He also recalls his most memorable fishing experience took place at his brother's mate's farm out near Dalby.
"There were plenty of times we went out there and caught nothing and then one time we went out there and ... I dunno if it was just the way that the creek was running, the time of the year or the weather but we had an absolute awesome day ... we must have caught about 25 or 30 fish between us... There were about six of us. We caught yellowbelly, a bunch of jew fish [catfish] and some silver perch. It was a really great catch and I only bring it up because we must have been to that same place probably seven times with ordinary results and this one time it rained fish. It was awesome."
These days there are a lot of carp out there which is unfortunate, O'Shea laments.
FW: Have you done any fishing in the US?
"Like everybody, not as much as I'd like to or as frequently as I'd like to. There's a big lake here in Nashville called Percy Priest. Well there's a couple of lakes, there's Percy Priest and Old Hickory which is another big one as well. We've been out there a few times fishing for bass, both smallmouth and largemouth bass. I haven't caught that many over the years but for me half the fun of fishing is just getting away from everything, turning the phone off, getting dirty and chilling out."
Probably typical of many marriages, Mark and Jay O'Shea don't share a passion for fishing. On family holidays he says the couple often "do their own thing" for a day or so which has enabled him in the past to fish exotic locations such as Bali, Noumea and Hawaii.
Mark O'Shea with some tilapia caught in Florida.
Like many anglers O'Shea has aspirations to fish in Australia's tropics.
"I've never been to the Northern Territory barra fishing.

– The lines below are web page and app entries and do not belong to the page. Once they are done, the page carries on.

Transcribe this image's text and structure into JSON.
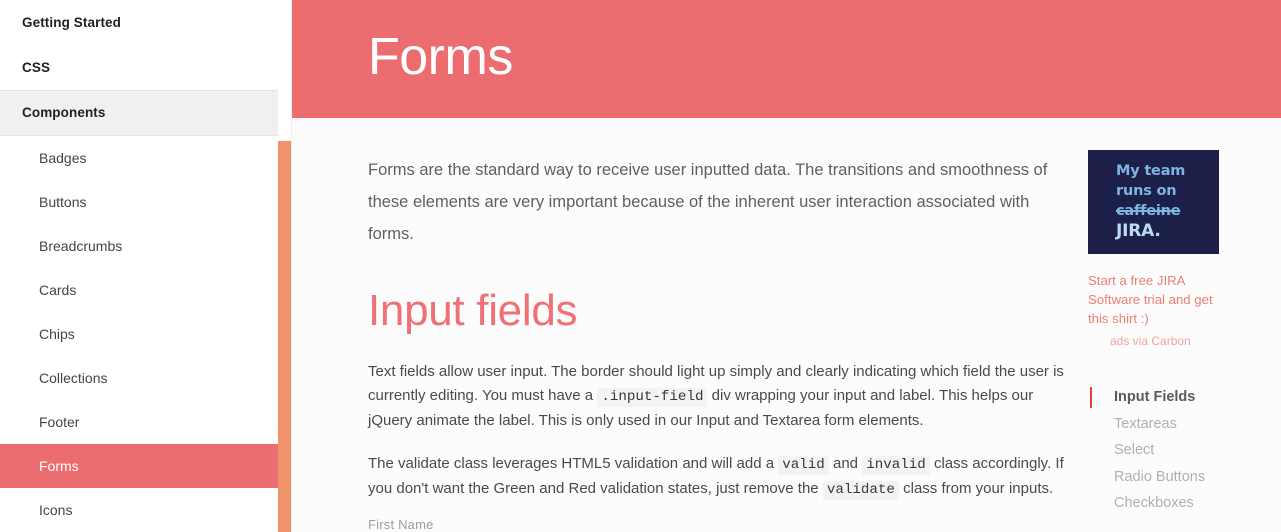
{
  "sidebar": {
    "groups": [
      {
        "label": "Getting Started",
        "shaded": false
      },
      {
        "label": "CSS",
        "shaded": false
      },
      {
        "label": "Components",
        "shaded": true
      }
    ],
    "items": [
      {
        "label": "Badges",
        "active": false
      },
      {
        "label": "Buttons",
        "active": false
      },
      {
        "label": "Breadcrumbs",
        "active": false
      },
      {
        "label": "Cards",
        "active": false
      },
      {
        "label": "Chips",
        "active": false
      },
      {
        "label": "Collections",
        "active": false
      },
      {
        "label": "Footer",
        "active": false
      },
      {
        "label": "Forms",
        "active": true
      },
      {
        "label": "Icons",
        "active": false
      }
    ],
    "scrollbar": {
      "thumb_color": "#f0936a"
    }
  },
  "header": {
    "title": "Forms",
    "background_color": "#ec6d70",
    "text_color": "#ffffff"
  },
  "main": {
    "lede": "Forms are the standard way to receive user inputted data. The transitions and smoothness of these elements are very important because of the inherent user interaction associated with forms.",
    "section_heading": "Input fields",
    "section_heading_color": "#ef7176",
    "paragraph_1": {
      "part_1": "Text fields allow user input. The border should light up simply and clearly indicating which field the user is currently editing. You must have a",
      "code_1": ".input-field",
      "part_2": "div wrapping your input and label. This helps our jQuery animate the label. This is only used in our Input and Textarea form elements."
    },
    "paragraph_2": {
      "part_1": "The validate class leverages HTML5 validation and will add a",
      "code_1": "valid",
      "part_2": "and",
      "code_2": "invalid",
      "part_3": "class accordingly. If you don't want the Green and Red validation states, just remove the",
      "code_3": "validate",
      "part_4": "class from your inputs."
    },
    "first_field_label": "First Name"
  },
  "ad": {
    "image_line_1": "My team",
    "image_line_2": "runs on",
    "image_line_3": "caffeine",
    "image_line_4": "JIRA.",
    "image_bg_color": "#1c2048",
    "copy": "Start a free JIRA Software trial and get this shirt :)",
    "via": "ads via Carbon"
  },
  "toc": {
    "items": [
      {
        "label": "Input Fields",
        "active": true
      },
      {
        "label": "Textareas",
        "active": false
      },
      {
        "label": "Select",
        "active": false
      },
      {
        "label": "Radio Buttons",
        "active": false
      },
      {
        "label": "Checkboxes",
        "active": false
      }
    ],
    "active_marker_color": "#ee3b3b"
  }
}
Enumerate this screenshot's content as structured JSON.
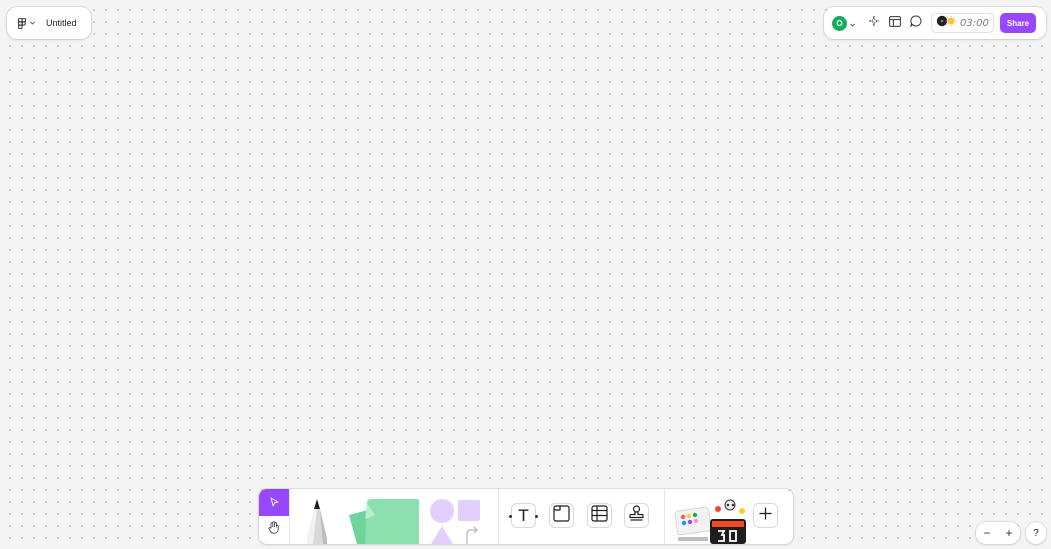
{
  "file": {
    "title": "Untitled",
    "menu_icon": "figjam-logo-icon",
    "menu_chevron_icon": "chevron-down-icon"
  },
  "top_right": {
    "avatar_initial": "O",
    "avatar_color": "#14ae5c",
    "timer_value": "03:00",
    "share_label": "Share",
    "share_color": "#9747ff",
    "icons": [
      "ai-sparkle-icon",
      "layout-icon",
      "comment-icon",
      "music-timer-icon"
    ]
  },
  "toolbar": {
    "active_tool": "move",
    "accent_color": "#9747ff",
    "tools": [
      "move-icon",
      "hand-icon",
      "marker-pen-icon",
      "sticky-note-icon",
      "shapes-icon",
      "text-icon",
      "section-icon",
      "table-icon",
      "stamp-icon",
      "stickers-icon",
      "plus-icon"
    ],
    "text_tool_glyph": "T"
  },
  "zoom": {
    "out_label": "−",
    "in_label": "+",
    "help_label": "?"
  }
}
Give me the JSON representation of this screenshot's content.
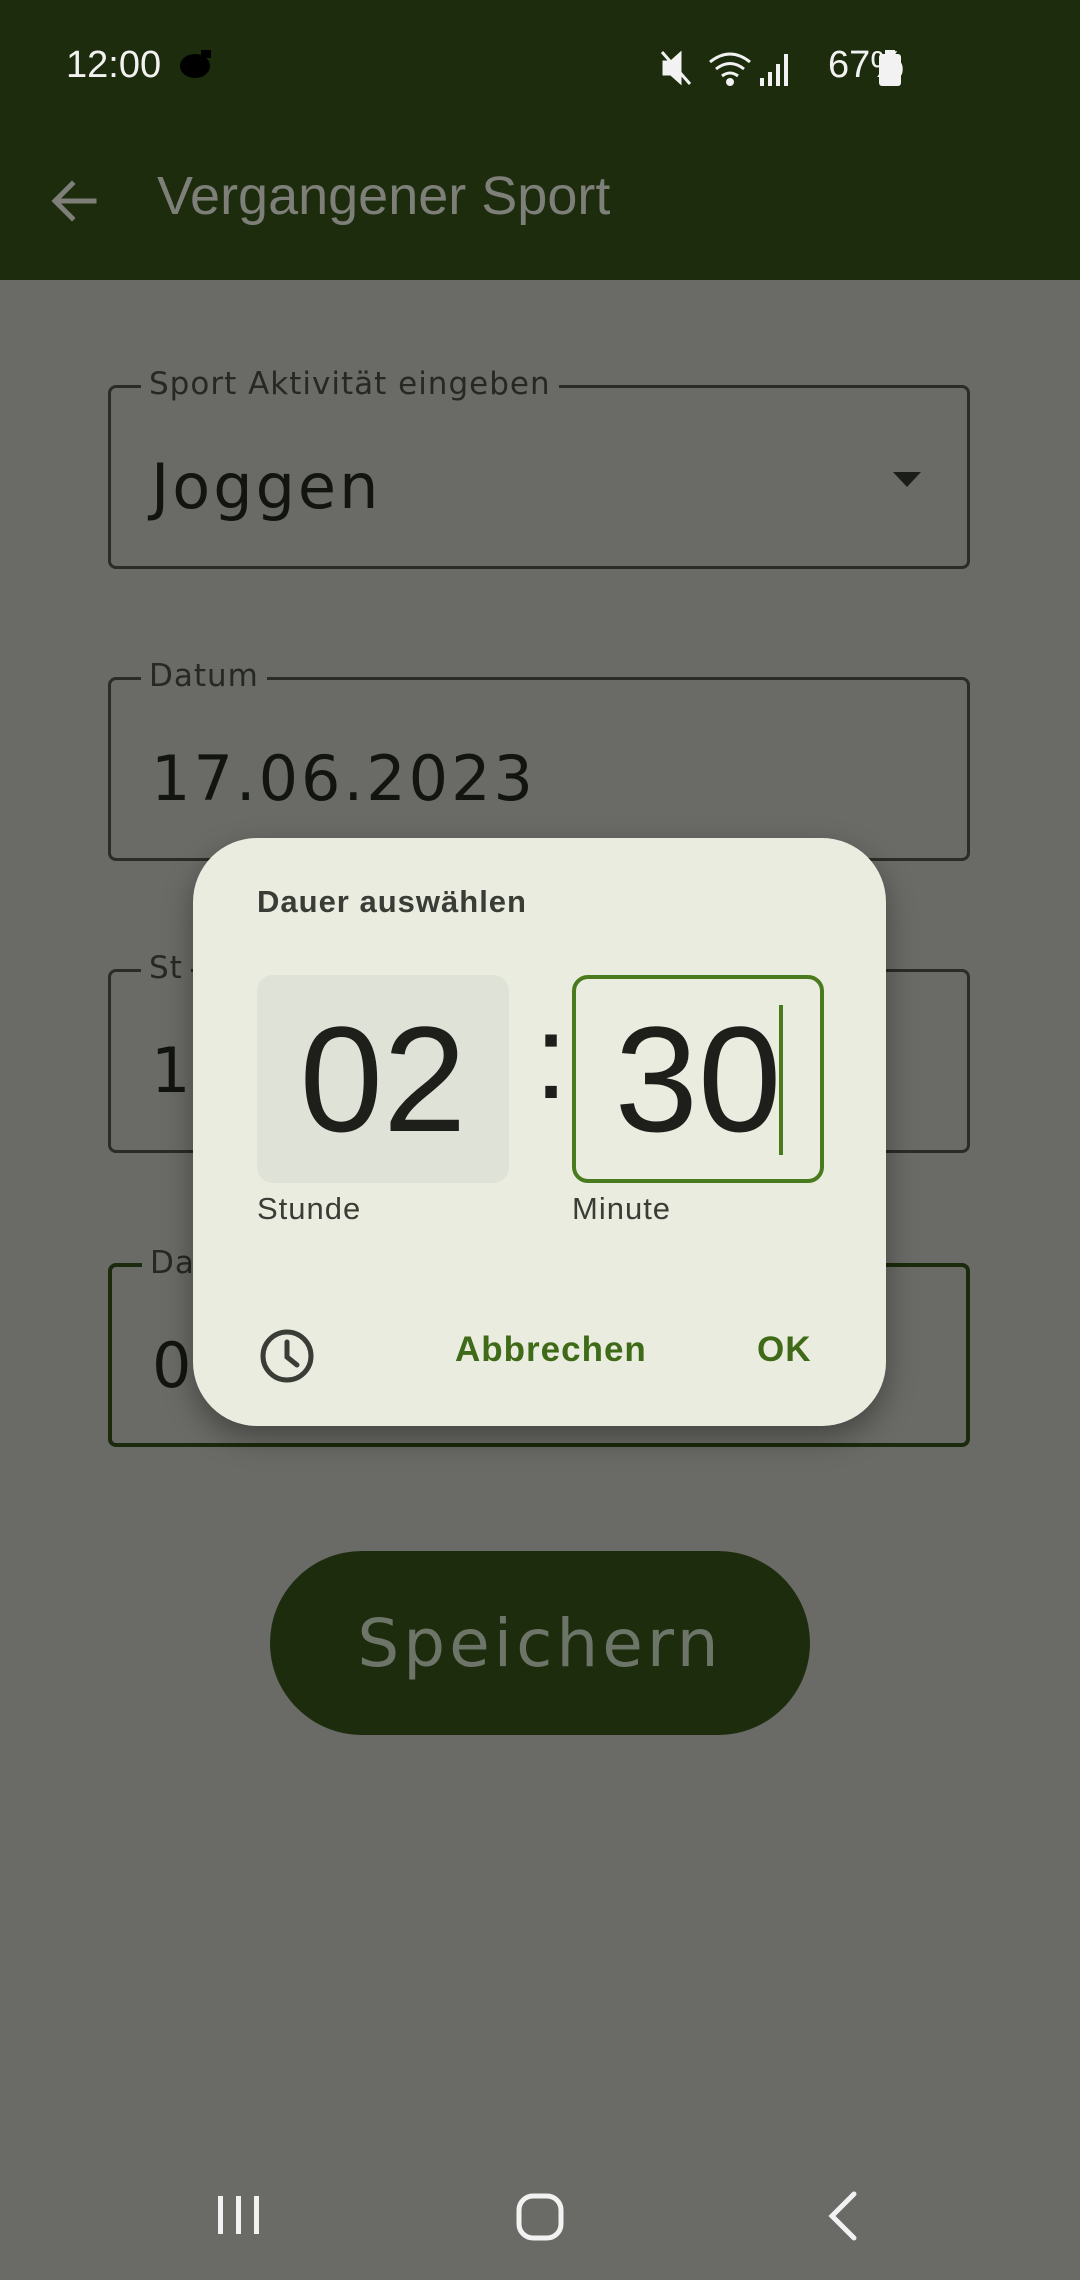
{
  "status_bar": {
    "time": "12:00",
    "battery": "67%",
    "icons": [
      "mute-icon",
      "wifi-icon",
      "signal-icon",
      "battery-icon"
    ]
  },
  "app_bar": {
    "title": "Vergangener Sport",
    "back_icon": "arrow-left-icon"
  },
  "form": {
    "sport": {
      "label": "Sport Aktivität eingeben",
      "value": "Joggen"
    },
    "date": {
      "label": "Datum",
      "value": "17.06.2023"
    },
    "start": {
      "label": "St",
      "value": "13"
    },
    "duration": {
      "label": "Da",
      "value": "0"
    },
    "save_label": "Speichern"
  },
  "dialog": {
    "title": "Dauer auswählen",
    "hour": "02",
    "separator": ":",
    "minute": "30",
    "hour_label": "Stunde",
    "minute_label": "Minute",
    "cancel_label": "Abbrechen",
    "ok_label": "OK",
    "mode_icon": "clock-icon"
  },
  "colors": {
    "app_bar": "#1c2c0d",
    "scrim": "#6a6b66",
    "dialog_bg": "#e9ecdf",
    "accent": "#3f6a17"
  }
}
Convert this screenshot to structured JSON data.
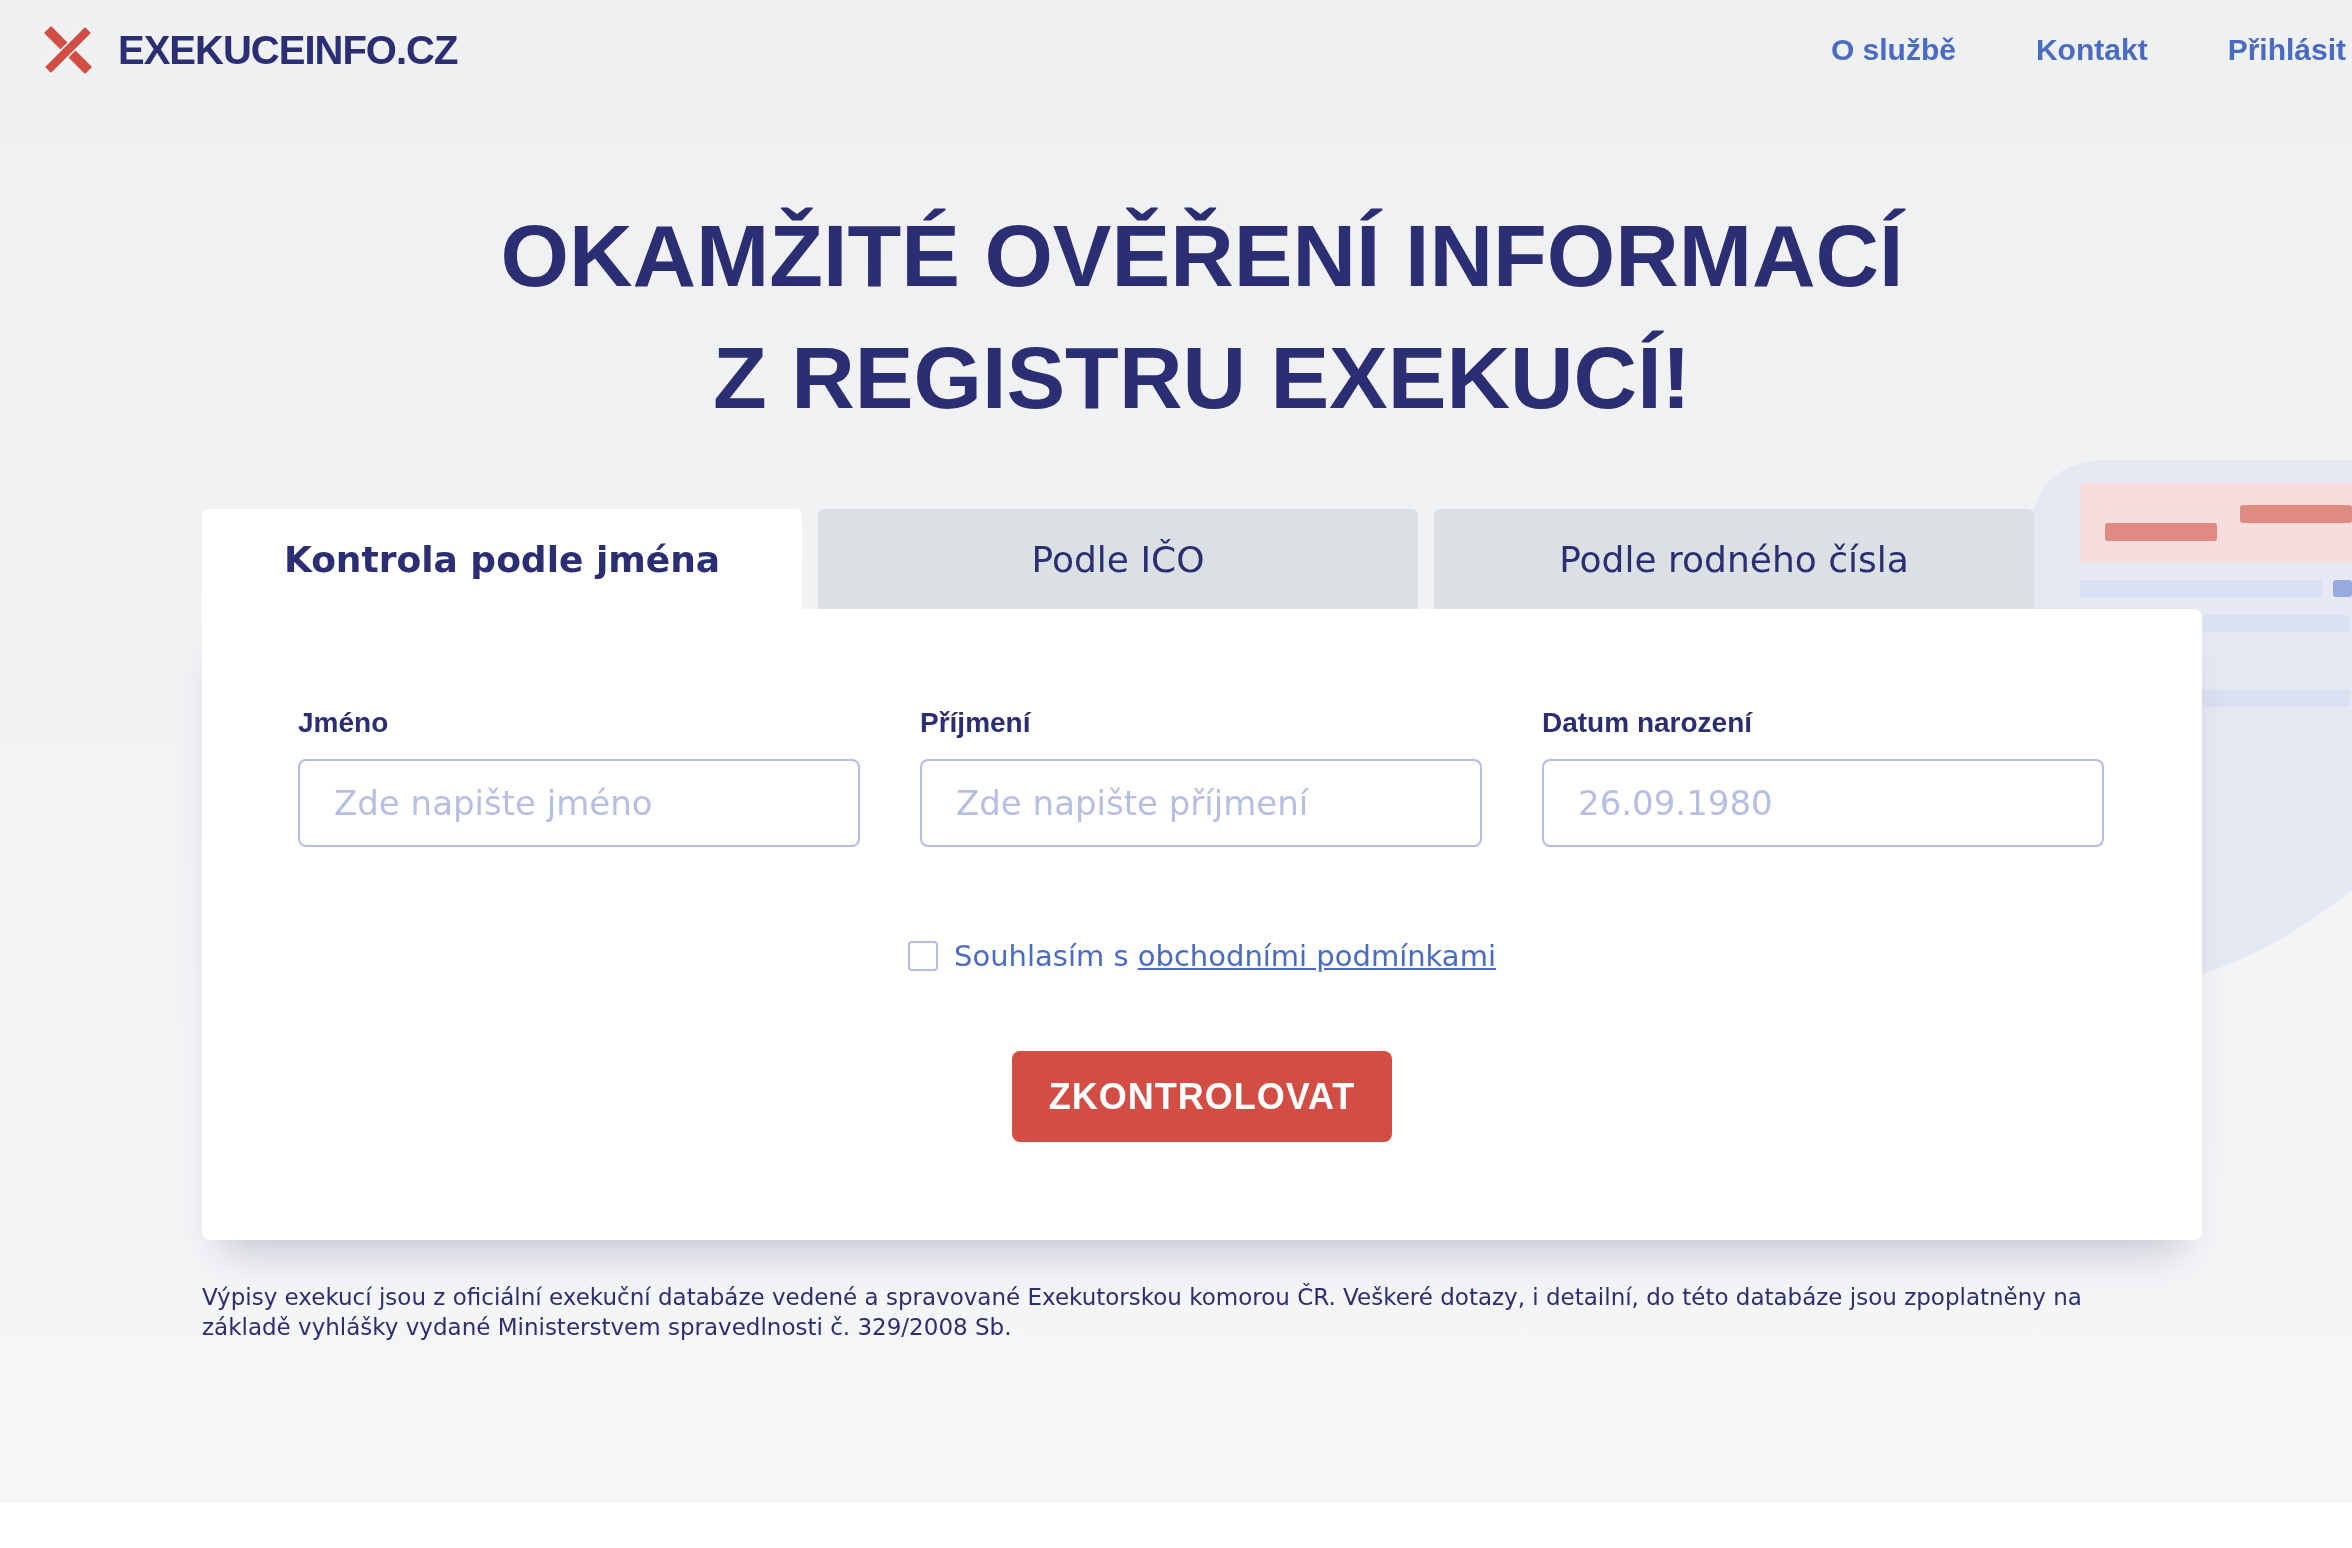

That's on the bucket list for sure."
Gettin' crabby in South Australia...
Mark and Jay O'Shea promote Australian tourism in the US as part of a program called Friends Of Australia alongside noted Aussies such as Baz Lurhman and The Wiggles. The duo have their own TV show, O'Shea USA, which airs in Australia on Foxtel via the Country Music Channel (CMC). O'Shea says doing the show has been a lot of fun. It has also just been renewed for a third season.
The couple also find time for charity work as ambassadors for World Vision and Australian organisation Heart Kids that offers support for families with babies born congenital heart defects. The latter cause inspired the song Thankyou Angels which was No.1 on the CMC Top 50 last week. Mark O'Shea is himself a congenital heart defect survivor.
The duo also recently completed a successful Australian tour supporting Sir Cliff Richard. O'Shea can't speak highly enough of the experience of touring with the renowned British singer who first hit the big time in the late 1950s with the Shadows.
"He's 72 and has so much energy ... he makes me look like an old man. He jumps around the stage for two hours and he's the nicest guy, he's quite remarkable. We work with a lot of people and sometimes on those tours you don't get a chance to hand with the main act ... not the case with Sir Cliff. We had dinner with him three or four nights and he's just a really great person and it was just a great tour."
When asked if the duo has plans to release a fishing song in the future O'Shea says "Well not yet... but never say never. I just have to somehow sneak it by the Mrs. ... which means it'll probably only happen if there's also a song on the next record about shopping."
FW: Do you have a favourite fishing related song?
"Hands down, I'm Gonna Miss Her by Brad Paisley... and I quote 'I'm sure it'll hit me when I walk through that door tonight ... yeah I'm gonna miss her ... Oh looky there I gotta bite!' But now that I think about it ... there's also Fishin' in the Dark by the Nitty Gritty Dirt Band... and I also like Just Fishin' by Trace Adkins."
With the couple expecting the birth of their second child in coming weeks Mark O'Shea says he doesn't foresee a lot of fishing time in the near future. "Unfortunately I think my fishing days are numbered for a little while."
O'Shea's new album One Plus One is available now. The duo's third single "Be With You Tonight" will be released around mid June.